AVOD is dominated by Meta (Facebook) and YouTube, while SVoD is more balanced, lacking a dominant leader. Omdia data shows the SVOD and AVOD markets in MENA have grown between 2016 and 2021 at a CAGR (compound annual growth rate) of 47% and 32%, respectively. During the same period, pay-TV shrunk by 1%.
OTT subscriptions overtook pay-TV in 2020, partly helped by Covid-19 lockdowns. The trend favouring OTT over pay-TV is clear and strong, and was expected to happen, even without the coronavirus impact, in around 2022–23.
Delays & growth
At end-2021, OTT subscriptions were at more than 7.2 million with growth supported by a young demographic (more than 65% of people are 35 years old and younger) and their preference to consume content on the go; monthly contracts; the fact that OTT content is considered more liberal than traditional TV, covering a broader range of topics; and the fact that expats residing in MENA seek OTT content as a method of connecting with their homelands.
On the other hand, the large free-to-air (FTA) offer, the high levels of piracy, and lack of a culture of protecting IP together with high pricing, lack of telecom infrastructure, and the meagre amount of Arabic original content up to 2020, have been among the most serious factors delaying the growth of the OTT market.
OTT has an uneven footprint across the whole region: the Gulf states are experiencing much higher number of subscriptions and subsequently revenues than the rest of the Middle East. A similar pattern exists in the pay-TV market as well, with higher penetration in the Gulf countries.
A variety of reasons explain this clear trend, including the much higher average income levels in the Gulf, the better telecom infrastructure and the presence of large swaths of ex-pats. A crucial factor that can act as an accelerator of OTT growth is related with payment systems and solutions, making online transactions easy and convenient.

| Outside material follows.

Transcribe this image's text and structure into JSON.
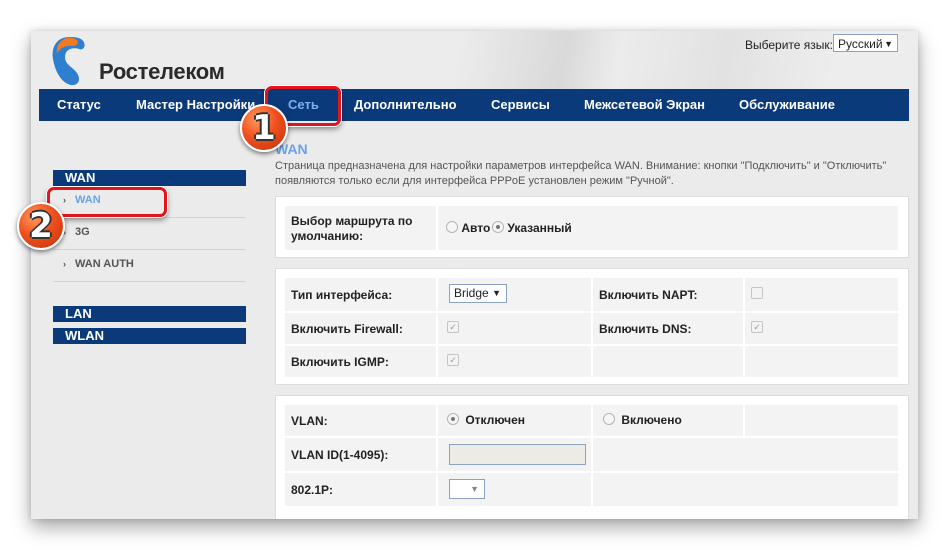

Until recently, subscribers of OTT services in MENA were primarily served with foreign (mainly US-originating) content, which was the norm at least until early 2020.
Arabic content was primarily library content, in some cases more than four decades old, and had often first been broadcast in one of the many FTA TV channels thriving in the MENA market. Investment in Arabic original content was skimpy and the output of Arabic originals was just a handful of titles between 2014 and 2018.
A turning point for original Arabic content production for OTT platforms came in January 2020, when MBC totally revamped its own OTT service, Shahid.
The SVOD service of Shahid, Shahid VIP, offers a rich tranche of Arabic originals, most produced internally at MBC Studios. Arabic originals will be also coproduced or commissioned by MBC, while the MENA media group approached other producers in the region for content acquisition.
Omdia estimates that MBC is spending between $120m and $150m each year for content produced internally and is spending another $50m on acquisitions.
Other OTT services are following the paradigm of MBC with OSN, Jawwy TV, and StarzPlay Arabia all dedicating considerable parts of their budgets to Arabic originals.
Omdia estimates that in 2020 some 37 Arabic original titles were produced by OTT players, including Netflix. This figure is expected to rise to 50–55 titles in 2021 and jump to more than 70 in 2022.
The excerpt above is from the MENA Online Video Report – December 2021, available here. Constantinos Papavassilopoulos is Omdia’s principal analyst for TV & Online Video and Marija Masalskis is senior principal analyst for TV, online video & advertising. Omdia, like TBI, is part of Informa.